- [Assigned task]:
Copy the records below exactly, omitting any pictures they contain.

(Page and application data records)
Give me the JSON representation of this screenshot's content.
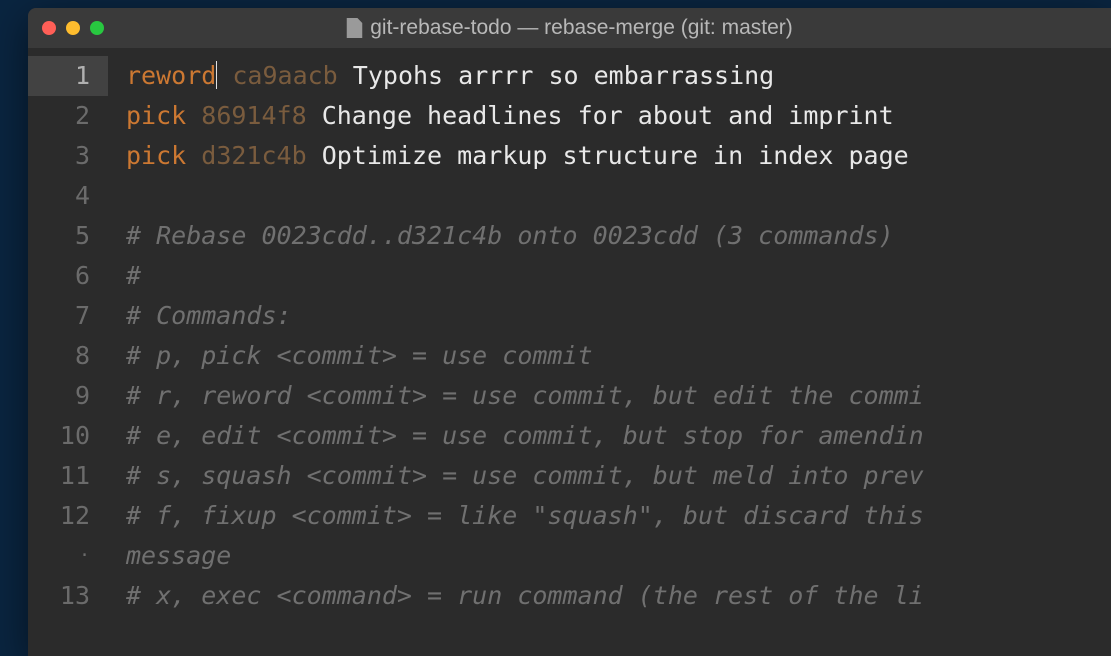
{
  "window": {
    "title": "git-rebase-todo — rebase-merge (git: master)"
  },
  "gutter": {
    "lines": [
      "1",
      "2",
      "3",
      "4",
      "5",
      "6",
      "7",
      "8",
      "9",
      "10",
      "11",
      "12",
      "·",
      "13"
    ],
    "activeIndex": 0,
    "dotIndex": 12
  },
  "commits": [
    {
      "cmd": "reword",
      "hash": "ca9aacb",
      "msg": "Typohs arrrr so embarrassing",
      "cursor": true
    },
    {
      "cmd": "pick",
      "hash": "86914f8",
      "msg": "Change headlines for about and imprint"
    },
    {
      "cmd": "pick",
      "hash": "d321c4b",
      "msg": "Optimize markup structure in index page"
    }
  ],
  "comments": [
    "",
    "# Rebase 0023cdd..d321c4b onto 0023cdd (3 commands)",
    "#",
    "# Commands:",
    "# p, pick <commit> = use commit",
    "# r, reword <commit> = use commit, but edit the commi",
    "# e, edit <commit> = use commit, but stop for amendin",
    "# s, squash <commit> = use commit, but meld into prev",
    "# f, fixup <commit> = like \"squash\", but discard this",
    "message",
    "# x, exec <command> = run command (the rest of the li"
  ]
}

- [Your response]:
Give me the JSON representation of this screenshot's content.
{
  "window": {
    "title": "git-rebase-todo — rebase-merge (git: master)"
  },
  "gutter": {
    "lines": [
      "1",
      "2",
      "3",
      "4",
      "5",
      "6",
      "7",
      "8",
      "9",
      "10",
      "11",
      "12",
      "·",
      "13"
    ],
    "activeIndex": 0,
    "dotIndex": 12
  },
  "commits": [
    {
      "cmd": "reword",
      "hash": "ca9aacb",
      "msg": "Typohs arrrr so embarrassing",
      "cursor": true
    },
    {
      "cmd": "pick",
      "hash": "86914f8",
      "msg": "Change headlines for about and imprint"
    },
    {
      "cmd": "pick",
      "hash": "d321c4b",
      "msg": "Optimize markup structure in index page"
    }
  ],
  "comments": [
    "",
    "# Rebase 0023cdd..d321c4b onto 0023cdd (3 commands)",
    "#",
    "# Commands:",
    "# p, pick <commit> = use commit",
    "# r, reword <commit> = use commit, but edit the commi",
    "# e, edit <commit> = use commit, but stop for amendin",
    "# s, squash <commit> = use commit, but meld into prev",
    "# f, fixup <commit> = like \"squash\", but discard this",
    "message",
    "# x, exec <command> = run command (the rest of the li"
  ]
}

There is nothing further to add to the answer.